To Battaile Muse
Mt Vernon 8th March 1786
I have Just received your letter of the 20th of last Month, & only request that you will proceed as you have begun; that is, to do equal & impartial Justice to the Tennants, & myself, I want no improper advantage of them on the one hand—On the other, where leases are clearly forfeited by a manifest intention on the part of the Tennant to neglect all the Covenants in them, that were inserted for my Benefit; & their Sole aim has been to make Traffick of the land, I shall have no Scruple in Setting them aside, & Beginning a fresh, upon the best Rents I can get, for 10 years. At any rate it is my wish that you would be as attentive to the other Covenants of the leases as to that which exacts the Rent. Particularly to those which require a Certain Proportion of Woodland to be left Standing in One Place—to Orchards, to Meadows, & to Buildings. These were as much objects with me as the Rent—Nay more, because to these I looked to have the Value of my lands enhanced, whilst I was, in the first instance, Contenting myself with low rents. If therefore these have Passed off unnoticed by the Tennants, it Should be Punished equally with the nonpayment of Rents. I mention these things because it is my wish, they Should be strictly complied with. There is another matter or Two, which in Renting my lands I am desirous you Should always keep in View. 1st To lease to no Person who has lands of his own adjoining them; & 2d to no One who does not Propose to live on the Premises. My reasons are these; in the first case, my land will be cut down, worked, & Destroyed to Save his own; whilst the latter will receive all the Improvements. In the Second case, If the Tennant does not live thereon, it will not meet a much better fate, & Negroe Quarters, & Tobacco Pens, will Probably be the best edifices on the Tenement. One Grigg (I think his name is) an Overseer to Colo. John Washington, must be an exception, because at the instance of my Brother, I consented to the Purchase he has made.1

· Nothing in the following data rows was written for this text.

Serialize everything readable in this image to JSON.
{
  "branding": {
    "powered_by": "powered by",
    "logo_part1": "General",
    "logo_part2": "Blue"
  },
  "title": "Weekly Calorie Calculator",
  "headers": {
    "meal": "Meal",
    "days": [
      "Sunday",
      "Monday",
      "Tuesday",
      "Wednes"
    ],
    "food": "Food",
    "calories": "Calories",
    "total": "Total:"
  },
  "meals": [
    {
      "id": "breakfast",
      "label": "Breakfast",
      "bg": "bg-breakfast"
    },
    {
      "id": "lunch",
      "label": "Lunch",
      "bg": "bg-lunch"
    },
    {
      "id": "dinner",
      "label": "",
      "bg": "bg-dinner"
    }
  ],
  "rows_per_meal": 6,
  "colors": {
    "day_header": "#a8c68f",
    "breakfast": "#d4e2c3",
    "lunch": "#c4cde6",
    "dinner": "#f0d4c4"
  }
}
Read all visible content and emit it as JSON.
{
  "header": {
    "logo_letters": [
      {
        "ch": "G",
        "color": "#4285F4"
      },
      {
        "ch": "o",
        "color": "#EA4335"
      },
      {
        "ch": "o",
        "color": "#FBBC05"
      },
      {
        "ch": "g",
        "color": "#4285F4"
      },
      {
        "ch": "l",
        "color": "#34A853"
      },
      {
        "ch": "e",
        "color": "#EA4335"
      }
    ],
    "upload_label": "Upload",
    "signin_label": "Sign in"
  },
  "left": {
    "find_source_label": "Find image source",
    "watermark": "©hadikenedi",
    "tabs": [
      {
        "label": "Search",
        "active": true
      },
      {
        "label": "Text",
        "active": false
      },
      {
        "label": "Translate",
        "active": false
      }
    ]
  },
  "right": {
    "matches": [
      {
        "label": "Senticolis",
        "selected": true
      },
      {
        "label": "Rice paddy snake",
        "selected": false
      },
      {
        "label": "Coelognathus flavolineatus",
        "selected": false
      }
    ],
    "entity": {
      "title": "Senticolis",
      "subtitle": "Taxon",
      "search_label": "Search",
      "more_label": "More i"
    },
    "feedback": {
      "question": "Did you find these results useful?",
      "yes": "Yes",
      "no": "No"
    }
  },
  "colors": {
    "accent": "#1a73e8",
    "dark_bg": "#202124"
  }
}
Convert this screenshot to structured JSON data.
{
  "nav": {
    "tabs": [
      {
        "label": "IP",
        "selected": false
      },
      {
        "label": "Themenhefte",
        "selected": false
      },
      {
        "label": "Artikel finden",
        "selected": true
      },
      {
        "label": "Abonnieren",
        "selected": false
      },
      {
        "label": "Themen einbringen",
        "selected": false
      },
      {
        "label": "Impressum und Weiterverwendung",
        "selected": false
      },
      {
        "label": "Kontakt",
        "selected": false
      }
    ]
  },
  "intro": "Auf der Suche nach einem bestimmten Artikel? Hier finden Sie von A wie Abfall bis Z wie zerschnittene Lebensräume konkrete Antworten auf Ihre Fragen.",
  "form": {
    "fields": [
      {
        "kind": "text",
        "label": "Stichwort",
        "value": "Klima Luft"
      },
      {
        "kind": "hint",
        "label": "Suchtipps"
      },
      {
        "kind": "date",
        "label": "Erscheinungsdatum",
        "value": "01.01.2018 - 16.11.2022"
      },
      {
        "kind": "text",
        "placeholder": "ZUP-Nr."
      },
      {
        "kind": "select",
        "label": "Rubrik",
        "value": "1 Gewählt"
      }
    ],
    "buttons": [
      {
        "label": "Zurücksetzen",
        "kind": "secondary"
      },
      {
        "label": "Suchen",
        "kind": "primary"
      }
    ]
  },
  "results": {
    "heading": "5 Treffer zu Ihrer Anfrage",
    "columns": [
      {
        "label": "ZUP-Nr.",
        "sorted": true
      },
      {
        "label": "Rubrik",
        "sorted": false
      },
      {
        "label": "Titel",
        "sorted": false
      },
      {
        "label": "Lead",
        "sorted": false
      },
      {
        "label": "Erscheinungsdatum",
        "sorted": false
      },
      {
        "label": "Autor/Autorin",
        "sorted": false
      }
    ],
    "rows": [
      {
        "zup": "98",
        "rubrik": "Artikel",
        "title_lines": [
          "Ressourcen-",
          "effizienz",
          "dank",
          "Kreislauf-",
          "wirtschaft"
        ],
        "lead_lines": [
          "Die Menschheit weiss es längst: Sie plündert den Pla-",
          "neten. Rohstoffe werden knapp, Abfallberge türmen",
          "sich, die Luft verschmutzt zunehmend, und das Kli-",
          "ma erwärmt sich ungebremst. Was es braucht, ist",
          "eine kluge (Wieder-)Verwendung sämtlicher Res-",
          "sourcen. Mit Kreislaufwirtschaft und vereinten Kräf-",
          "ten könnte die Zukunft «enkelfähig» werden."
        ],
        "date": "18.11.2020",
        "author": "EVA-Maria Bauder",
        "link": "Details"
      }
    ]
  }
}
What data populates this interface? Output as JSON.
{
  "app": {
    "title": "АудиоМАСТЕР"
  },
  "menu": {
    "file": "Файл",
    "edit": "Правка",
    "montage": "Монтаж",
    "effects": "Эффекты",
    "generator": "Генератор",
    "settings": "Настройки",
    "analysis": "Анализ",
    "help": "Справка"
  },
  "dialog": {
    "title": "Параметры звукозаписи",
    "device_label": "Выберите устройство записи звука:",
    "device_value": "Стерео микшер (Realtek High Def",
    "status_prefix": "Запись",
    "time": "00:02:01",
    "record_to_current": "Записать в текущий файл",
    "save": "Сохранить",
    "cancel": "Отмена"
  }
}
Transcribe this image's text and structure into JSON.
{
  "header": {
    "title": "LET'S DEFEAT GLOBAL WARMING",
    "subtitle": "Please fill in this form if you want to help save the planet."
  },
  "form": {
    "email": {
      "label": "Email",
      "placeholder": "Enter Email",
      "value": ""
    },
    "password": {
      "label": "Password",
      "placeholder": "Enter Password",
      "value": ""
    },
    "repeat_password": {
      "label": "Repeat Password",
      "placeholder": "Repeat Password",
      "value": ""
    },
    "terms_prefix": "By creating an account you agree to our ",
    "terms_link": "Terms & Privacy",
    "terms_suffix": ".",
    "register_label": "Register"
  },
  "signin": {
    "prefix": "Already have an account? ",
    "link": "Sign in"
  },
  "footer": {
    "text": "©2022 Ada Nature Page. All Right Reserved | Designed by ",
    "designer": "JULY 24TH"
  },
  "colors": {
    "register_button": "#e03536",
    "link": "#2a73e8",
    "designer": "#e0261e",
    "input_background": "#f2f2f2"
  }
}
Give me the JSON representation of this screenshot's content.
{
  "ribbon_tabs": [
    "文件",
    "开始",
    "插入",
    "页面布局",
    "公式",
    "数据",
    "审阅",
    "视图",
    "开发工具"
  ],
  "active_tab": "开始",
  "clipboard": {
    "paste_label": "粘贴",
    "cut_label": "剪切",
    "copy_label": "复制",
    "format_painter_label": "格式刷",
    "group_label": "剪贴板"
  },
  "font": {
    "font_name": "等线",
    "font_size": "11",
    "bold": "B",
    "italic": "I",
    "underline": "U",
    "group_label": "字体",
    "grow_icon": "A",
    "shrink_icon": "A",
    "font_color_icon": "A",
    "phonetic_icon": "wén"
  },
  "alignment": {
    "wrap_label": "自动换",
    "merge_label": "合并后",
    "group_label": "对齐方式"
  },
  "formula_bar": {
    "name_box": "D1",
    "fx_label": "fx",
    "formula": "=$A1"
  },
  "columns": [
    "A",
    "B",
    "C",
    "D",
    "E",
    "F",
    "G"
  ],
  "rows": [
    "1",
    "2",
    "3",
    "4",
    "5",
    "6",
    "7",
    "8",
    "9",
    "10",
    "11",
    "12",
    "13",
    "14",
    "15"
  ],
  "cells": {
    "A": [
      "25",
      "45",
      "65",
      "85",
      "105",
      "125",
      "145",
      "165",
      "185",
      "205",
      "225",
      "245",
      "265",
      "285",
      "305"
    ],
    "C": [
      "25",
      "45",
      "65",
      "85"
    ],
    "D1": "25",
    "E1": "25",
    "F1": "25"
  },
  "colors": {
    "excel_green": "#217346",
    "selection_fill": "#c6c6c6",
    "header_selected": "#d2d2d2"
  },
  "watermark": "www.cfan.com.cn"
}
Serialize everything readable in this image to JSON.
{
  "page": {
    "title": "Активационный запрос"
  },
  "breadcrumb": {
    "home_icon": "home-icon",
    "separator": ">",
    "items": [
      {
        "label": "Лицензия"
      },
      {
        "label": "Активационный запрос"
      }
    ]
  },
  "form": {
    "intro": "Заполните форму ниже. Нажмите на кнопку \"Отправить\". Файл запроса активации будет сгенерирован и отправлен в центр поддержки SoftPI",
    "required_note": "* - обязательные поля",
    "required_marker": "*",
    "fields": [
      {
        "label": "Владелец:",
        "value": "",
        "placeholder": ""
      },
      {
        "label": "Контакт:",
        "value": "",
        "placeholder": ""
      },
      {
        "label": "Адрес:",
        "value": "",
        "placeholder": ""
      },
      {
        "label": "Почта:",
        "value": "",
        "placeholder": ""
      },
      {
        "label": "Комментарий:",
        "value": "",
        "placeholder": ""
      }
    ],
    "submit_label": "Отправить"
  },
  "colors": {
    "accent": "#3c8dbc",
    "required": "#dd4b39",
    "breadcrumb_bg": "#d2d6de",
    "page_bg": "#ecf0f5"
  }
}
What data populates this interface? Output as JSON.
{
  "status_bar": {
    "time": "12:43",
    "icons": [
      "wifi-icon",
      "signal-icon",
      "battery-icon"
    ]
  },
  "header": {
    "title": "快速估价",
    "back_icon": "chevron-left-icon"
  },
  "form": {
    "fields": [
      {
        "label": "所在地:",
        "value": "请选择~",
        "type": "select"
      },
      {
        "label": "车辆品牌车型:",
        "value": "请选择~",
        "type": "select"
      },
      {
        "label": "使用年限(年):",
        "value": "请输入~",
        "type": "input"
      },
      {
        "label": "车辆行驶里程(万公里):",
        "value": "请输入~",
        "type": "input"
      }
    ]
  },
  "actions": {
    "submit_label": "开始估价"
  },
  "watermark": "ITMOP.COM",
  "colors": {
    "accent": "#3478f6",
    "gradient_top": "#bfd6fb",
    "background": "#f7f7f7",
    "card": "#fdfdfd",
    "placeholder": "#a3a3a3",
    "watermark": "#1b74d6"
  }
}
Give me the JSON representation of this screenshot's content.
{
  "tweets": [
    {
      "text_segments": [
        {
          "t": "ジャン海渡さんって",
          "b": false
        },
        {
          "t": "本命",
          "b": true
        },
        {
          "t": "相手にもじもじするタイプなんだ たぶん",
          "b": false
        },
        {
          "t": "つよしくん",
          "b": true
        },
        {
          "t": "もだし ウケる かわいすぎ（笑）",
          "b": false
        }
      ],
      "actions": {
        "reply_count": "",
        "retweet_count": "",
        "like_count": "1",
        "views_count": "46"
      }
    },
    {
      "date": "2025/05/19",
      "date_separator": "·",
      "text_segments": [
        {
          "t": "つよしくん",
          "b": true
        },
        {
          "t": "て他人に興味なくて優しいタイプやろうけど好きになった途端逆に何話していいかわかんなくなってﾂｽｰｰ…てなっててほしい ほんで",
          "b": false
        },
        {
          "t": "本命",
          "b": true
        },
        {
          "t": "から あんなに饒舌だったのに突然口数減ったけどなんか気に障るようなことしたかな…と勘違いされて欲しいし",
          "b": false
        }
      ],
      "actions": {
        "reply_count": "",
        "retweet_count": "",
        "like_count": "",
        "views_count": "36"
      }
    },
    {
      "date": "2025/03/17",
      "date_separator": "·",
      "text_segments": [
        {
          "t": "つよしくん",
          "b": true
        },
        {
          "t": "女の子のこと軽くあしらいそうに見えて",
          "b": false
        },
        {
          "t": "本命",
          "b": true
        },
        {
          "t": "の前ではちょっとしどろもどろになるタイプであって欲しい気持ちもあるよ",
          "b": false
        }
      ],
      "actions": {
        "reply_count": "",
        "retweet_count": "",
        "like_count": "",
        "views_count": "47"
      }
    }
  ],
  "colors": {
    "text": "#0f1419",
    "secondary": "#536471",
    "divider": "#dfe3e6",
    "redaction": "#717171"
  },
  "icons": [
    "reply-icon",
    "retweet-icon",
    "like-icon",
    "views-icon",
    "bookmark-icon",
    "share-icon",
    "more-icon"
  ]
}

Inclosed you have a letter for Mr Robt Rutherford, of whome you will endeavour to receive the Amount of the Within. If you Should Succeed in this, you may carry it to my Credit, & draw a Commission thereon, as If Collected for Rent.2 I also Send you an Accot against a Capt. David Kennedy (I believe of Winchester,[)] to receive if you can on the Same terms, I put this Accot about 18 Mos. ago into the hands of Genl Morgan, to whome Kennedy had, I believe, made Sale of a Lott, in Winchester, but know not to what effect. It may be well to enquire of Morgan concerning it, previous to an application to the former.3 I am Sir Yr Very Hble Servt
LS, in the hand of William Shaw, PWacD: Sol Feinstone Collection, on deposit PPAmP; LB, DLC:GW.
3. David Kennedy, who rose to the rank of lieutenant in GW’s Virginia Regiment in the 1750s and in 1758 served as its quartermaster, between 1766 and 1773 rented for £28 per annum a tract of land on Bullskin Run belonging to GW. When he gave up the place, Kennedy owed GW £28, which remained unpaid. In September 1784 GW enlisted the help of Gen. Daniel Morgan to collect Kennedy’s debt (GW to Morgan, 4 Sept. 1784; Morgan to GW, 30 Sept. 1784). On 3 April 1786 Morgan wrote GW to explain why he had been unable to collect from Kennedy and to say that he would turn over to Muse “the accompt and order at our court.” The account that GW enclosed in this letter to Muse shows Kennedy still owing GW £28, and it includes GW’s order to Kennedy: “Sir, Please to pay the above Balle to Mr Battaile Muse and his rect shall be a discharge from Yr Obt Servt Go: Washington” (ADS, NjP). Muse reported on 20 Nov. 1786 that Kennedy would not pay and asked whether he should sue him. GW’s instructions of 4 Dec. 1786 were for Muse to obtain security from Kennedy to pay the debt within six or twelve months. On 17 April 1787 Muse got Kennedy’s copy of GW’s account on which Kennedy acknowledged his debt. Three times by letter in 1787, on 20 Jan., 4 Feb., and 15 Oct., Muse assured GW that Kennedy was not able to pay. Two years later, on 12 Mar. 1789, GW wrote Muse enclosing “a bond of Kennedy’s and Speake’s ... to put in suit immediately if there is any propect of recovering either from the principal or Security.” Muse replied on 21 Mar. 1789 that he did not know Speake but that he had “applyed & thretned Kennady at Least Ten Times,” that Kennedy still was “not able to Pay,” and furthermore that Kennedy was now “Liveing in the Prison Bounds.” GW’s account with Kennedy in Ledger B description begins Manuscript Ledger Book 2, 1772-93, in George Washington Papers, Library of Congress. description ends , 22, has as its final, undated entry the notation that the account was settled by GW’s agent.